Metropolitan Seventh-day Adventist Church Blog
Don’t judge me, but I'd been salivating over the latest, greatest smartphone since it was first rumored a few months ago. TV commercials began to run. I salivated. I pored over glowing reviews in the tech blogs, and salivated some more. I consulted my trusted gang of smartphone addicts/users, many of whom come to Metro Church (the church is a hospital, right?), and, well, they rendered a lukewarm verdict. But it wasn’t enough to tide the salivation.
The more I saw the TV commercials, read the blog posts, and cursed my current phone--which I’ve already run into the ground--the harder the wait became.
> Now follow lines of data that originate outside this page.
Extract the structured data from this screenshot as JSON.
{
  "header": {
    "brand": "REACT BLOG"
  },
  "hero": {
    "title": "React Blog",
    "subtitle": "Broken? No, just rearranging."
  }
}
Three days before the launch date, I broke down and went to the cell phone manufacturer's website--you know, just to do a little bit more research. Those schemers knew I was coming! Prominently displayed on their front page was the following: Get up to $300 for your phone when you upgrade to our new smartphone. Find out how much your phone is worth.
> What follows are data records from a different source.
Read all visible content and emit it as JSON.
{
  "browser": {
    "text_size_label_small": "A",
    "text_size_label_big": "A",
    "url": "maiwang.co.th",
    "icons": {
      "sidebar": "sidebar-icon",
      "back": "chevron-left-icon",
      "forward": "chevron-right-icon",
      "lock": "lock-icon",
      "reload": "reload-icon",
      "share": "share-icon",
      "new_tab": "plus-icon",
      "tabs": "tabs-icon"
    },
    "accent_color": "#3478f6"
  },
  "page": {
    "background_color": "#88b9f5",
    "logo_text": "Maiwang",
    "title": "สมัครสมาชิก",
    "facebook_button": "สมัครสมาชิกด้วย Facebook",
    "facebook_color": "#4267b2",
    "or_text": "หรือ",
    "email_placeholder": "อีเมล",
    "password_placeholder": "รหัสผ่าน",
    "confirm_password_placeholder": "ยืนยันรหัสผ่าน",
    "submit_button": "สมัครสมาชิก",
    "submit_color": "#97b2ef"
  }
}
Of course, the trade-in calculator told me that my current phone was worth $65, not $300. But that was good enough incentive. Now, my dream phone would only set me back just $135. I could resist no longer. I clicked the PREORDER button and proceeded to select the color I wanted and the features and accessories. Then just before hit ORDER, a voice inside my head said, “Run this purchase by your wife.”
It was the last voice I wanted to hear--I mean the voice inside my head, and frankly, my wife’s, too. She doesn’t get it: Her phone is like that 10-year-old luxury sedan with only 50 000 miles on it; after one year, my sports car already has 100 000 miles on it, and is running on fumes. But I knew what she was going to say: “It’s not in the budget.”
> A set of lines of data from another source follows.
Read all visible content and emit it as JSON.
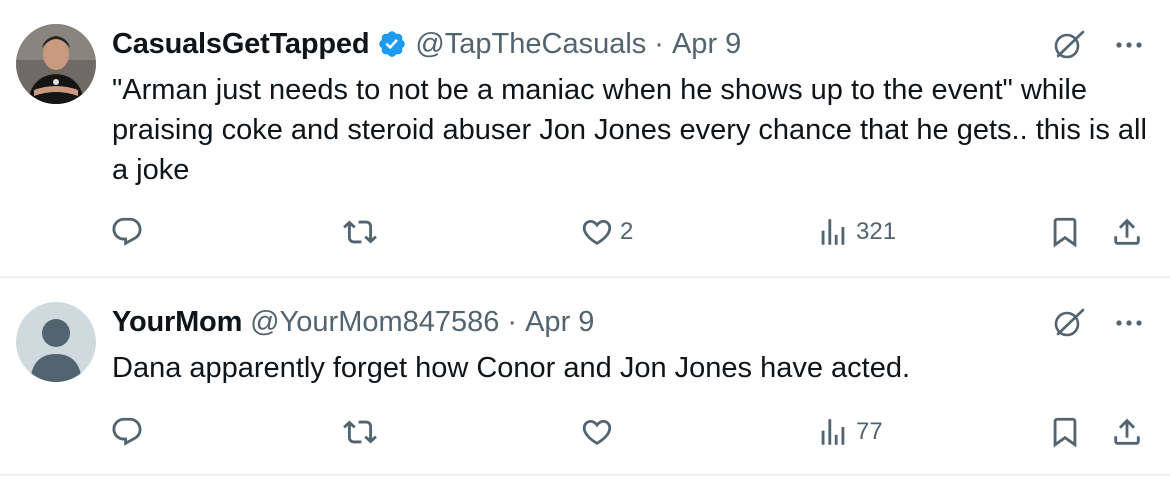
{
  "colors": {
    "text_primary": "#0f1419",
    "text_secondary": "#536471",
    "verified": "#1d9bf0",
    "divider": "#eff3f4"
  },
  "tweets": [
    {
      "display_name": "CasualsGetTapped",
      "verified": true,
      "handle": "@TapTheCasuals",
      "separator": "·",
      "date": "Apr 9",
      "text": "\"Arman just needs to not be a maniac when he shows up to the event\" while praising coke and steroid abuser Jon Jones every chance that he gets.. this is all a joke",
      "replies": "",
      "retweets": "",
      "likes": "2",
      "views": "321",
      "avatar": "profile-photo"
    },
    {
      "display_name": "YourMom",
      "verified": false,
      "handle": "@YourMom847586",
      "separator": "·",
      "date": "Apr 9",
      "text": "Dana apparently forget how Conor and Jon Jones have acted.",
      "replies": "",
      "retweets": "",
      "likes": "",
      "views": "77",
      "avatar": "default-avatar"
    }
  ],
  "icons": {
    "reply": "reply-icon",
    "retweet": "retweet-icon",
    "like": "heart-icon",
    "views": "views-icon",
    "bookmark": "bookmark-icon",
    "share": "share-icon",
    "grok": "grok-icon",
    "more": "more-icon",
    "verified": "verified-badge-icon"
  }
}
Since we’ve began attending Financial Peace University (FPU) at Metro--it began in early May and concluded in July--we’ve been faithful to our budget--that “thing” that lets us tell our money where to go. We’ve been having a great time being good stewards, but on one this one purchase, I was sorely lacking in patience. And self-control.
The people who attended the first class of our Financial Peace University course discovered that the answer to that question isn’t a Capital One credit card. For them, if they follow the steps outlined in the course, their wallets are going to have a lot of cash!
More than 40 people showed up on Tuesday night, May 8 – filling the choir room to capacity. The class is so large that next week they will have to move to the sanctuary. Quite a few of the attendees are not members of Metro and found out about the class from our website and Facebook promotion. Sivan Bruce was the youngest attendee and Sis. Ravi (yes, Sis. Ravi!) was the eldest.
If you've spent any amount of time at Metro, you've been blessed by the praise and worship ministry of our Minister of Music - Theo Milford. A couple of years ago, Theo decided that before he got married, he needed to get his finances under control. How else would he be able to buy Melody all the clothes she wanted? Just kidding. :-) Seriously, he did realize though, that taking responsiblity for his finances was an integral part of his life and would help contribute to his financial, emotional and spiritual growth, and so he decided to attend Financial Peace University. I spent a few mintues with him talking about his experiences when he took the course here at Metro.
[Register now for our Financial Peace University classes. You may attend the first class for free - come out an join us on May 8 at 7:00 p.m.]
- National student loan debt: $869,309,799,803.00
- National credit card debt: $795,385,655,880.00
- National mortgage debt: $13,424,542,699,384.00
- Total personal debt: $15,959,931,085,004.00
- Average personal debt per citizen: $50,931.00
- Average savings per family: $6,065.00
Aren't those numbers mind-boggling? They're also stale (they keep changing every second and in your free time, it's fun to look at the actual numbers at www.usdebtclock.org). But the two numbers we want to bring to your attention are the average personal debt per citizen and the average savings. If our creditors were all to come calling today, we'd be in a lot of trouble.